The Changing Legal Face Of Music

Once upon a time, you heard a song on the radio, you liked it, and you went to the brick-and-mortar store and bought it.  You bought it on vinyl, or cassette, or on CD.

And you owned it.

Those days are all but gone now, and the music industry is trying to adapt to the new technology.  

And as it turns out, you may not own the music that you think you own.

Surprised?  You shouldn't be.

There is a difference between owning a CD which contains music (on the one hand), and having the right to play a song – i.e., licensing (on the other hand).  

As music consumers, we're used to the first thing.  That's because, in the days of yore, a record company would have to actually manufacture the medium (the record, cassette, CD) that contained the song.  You knew you owned something because you could physically touch the medium — the CD, cassette, etc.

But now that songs can be distributed virtually, the concept of ownership must also move to a virtual one — i.e., licensing.

This is what the music industry wants you to think of it as.  That is, the music industry will tell you that you don't own Katy Perry's "Firework"; you merely have a license to listen to it whenever you want.

And that's fine.  Most people don't care about whether a song is owned or licensed, so long as they, as consumers, have control over when it can be heard.

However, BMI just upped the ante:

Capitol Records and others have brought a lawsuit in Federal Court in Manhattan against MP3tunes.com, a subscription Internet music “locker” service that raises issues about the legality of unlicensed “cloud-computing” music services. MP3tunes claims not to be liable for copyright infringement because it offers storage by customers of the customers’ own music collections on a remote system it operates. BMI holds that the public performing right has long applied to on-demand, interactive streaming. MP3tunes and their amici (“friends of the court”) make several legal arguments that could create loopholes in the copyright law relating to the public performing right.

MP3tunes claims that it is offering only passive equipment and should not be liable for any of the activities of its customers that occur when they use its service and that the customers are the ones that upload the music, thereby committing the “volitional acts” that MP3tunes claims that the law requires for direct infringement.
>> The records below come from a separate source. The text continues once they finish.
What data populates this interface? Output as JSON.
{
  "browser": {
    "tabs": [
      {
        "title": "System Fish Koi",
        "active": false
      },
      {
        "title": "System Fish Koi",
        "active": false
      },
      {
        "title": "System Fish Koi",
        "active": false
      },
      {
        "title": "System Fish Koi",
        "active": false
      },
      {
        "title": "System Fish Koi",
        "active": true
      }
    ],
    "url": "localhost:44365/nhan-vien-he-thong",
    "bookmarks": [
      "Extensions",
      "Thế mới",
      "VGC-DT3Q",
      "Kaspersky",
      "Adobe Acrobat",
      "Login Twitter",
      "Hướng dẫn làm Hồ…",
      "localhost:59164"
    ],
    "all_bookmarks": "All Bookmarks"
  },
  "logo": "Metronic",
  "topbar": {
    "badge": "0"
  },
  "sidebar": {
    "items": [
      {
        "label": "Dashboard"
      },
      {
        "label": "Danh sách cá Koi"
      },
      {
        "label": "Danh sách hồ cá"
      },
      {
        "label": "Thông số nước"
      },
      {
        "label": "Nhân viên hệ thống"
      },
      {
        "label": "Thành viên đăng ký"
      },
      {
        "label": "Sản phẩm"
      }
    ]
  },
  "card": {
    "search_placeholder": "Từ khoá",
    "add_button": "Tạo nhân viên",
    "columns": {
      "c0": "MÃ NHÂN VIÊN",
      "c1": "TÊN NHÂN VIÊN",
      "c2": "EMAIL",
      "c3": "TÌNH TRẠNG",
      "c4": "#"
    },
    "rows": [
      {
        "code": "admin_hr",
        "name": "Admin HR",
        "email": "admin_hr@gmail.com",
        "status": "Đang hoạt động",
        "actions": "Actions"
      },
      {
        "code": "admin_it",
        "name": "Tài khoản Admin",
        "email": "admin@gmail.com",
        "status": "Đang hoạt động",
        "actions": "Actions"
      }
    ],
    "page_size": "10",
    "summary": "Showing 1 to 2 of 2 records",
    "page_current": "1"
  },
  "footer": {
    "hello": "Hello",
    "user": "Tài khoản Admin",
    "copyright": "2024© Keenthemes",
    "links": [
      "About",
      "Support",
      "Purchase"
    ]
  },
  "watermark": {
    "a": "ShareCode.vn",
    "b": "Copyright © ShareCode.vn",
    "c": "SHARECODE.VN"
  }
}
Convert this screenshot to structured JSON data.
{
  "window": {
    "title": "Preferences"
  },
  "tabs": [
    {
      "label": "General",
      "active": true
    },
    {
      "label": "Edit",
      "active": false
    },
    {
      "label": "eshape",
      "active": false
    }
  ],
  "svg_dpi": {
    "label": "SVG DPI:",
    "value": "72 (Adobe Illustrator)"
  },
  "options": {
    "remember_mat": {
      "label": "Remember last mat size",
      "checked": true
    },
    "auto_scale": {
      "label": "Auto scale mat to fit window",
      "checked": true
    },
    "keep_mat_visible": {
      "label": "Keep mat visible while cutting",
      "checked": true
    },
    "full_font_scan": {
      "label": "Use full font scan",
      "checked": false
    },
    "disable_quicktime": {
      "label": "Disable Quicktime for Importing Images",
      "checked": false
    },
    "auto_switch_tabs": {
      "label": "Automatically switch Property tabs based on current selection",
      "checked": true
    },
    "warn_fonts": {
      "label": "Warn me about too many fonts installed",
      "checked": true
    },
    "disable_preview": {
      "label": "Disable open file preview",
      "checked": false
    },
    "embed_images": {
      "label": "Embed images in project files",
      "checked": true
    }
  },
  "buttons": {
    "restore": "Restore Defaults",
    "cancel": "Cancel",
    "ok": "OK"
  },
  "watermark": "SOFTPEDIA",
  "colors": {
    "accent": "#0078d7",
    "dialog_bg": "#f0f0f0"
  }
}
It claims customers push the “play button” and therefore the customers are the volitional actors when it comes to transmissions of the performances.

What does all that mean?

Well, it involves the newest innovation in computing: cloud computing.  For those unfamiliar, "cloud computing" means this: Your files are stored at Place A, but you use them at Place B.  We're used to having files (programs, apps, etc.) stored on the device in front of us (the computer, the smartphione, etc.), but because of the Internet, they don't HAVE to be in front of us.  And that's where cloud computing comes in.  I have all my music at home, on my computer.  I also have them on my iPod.  But there exists the capability for me to listen to those songs whereever I am, by streaming them over the Internet.  It's similar to Internet radio, except that I select the tunes, which come from my music collection.

BMI is taking the position that music streaming over the Internet — even music from my music collection that I pick — constitutes a "public performance".

It's a ludicrous position and one that will be tough to win.  But if it does, it means that cloud music — the ability to store your music at home, but stream it to your car or work or whereever you are — will die before it even takes off.

What do you think?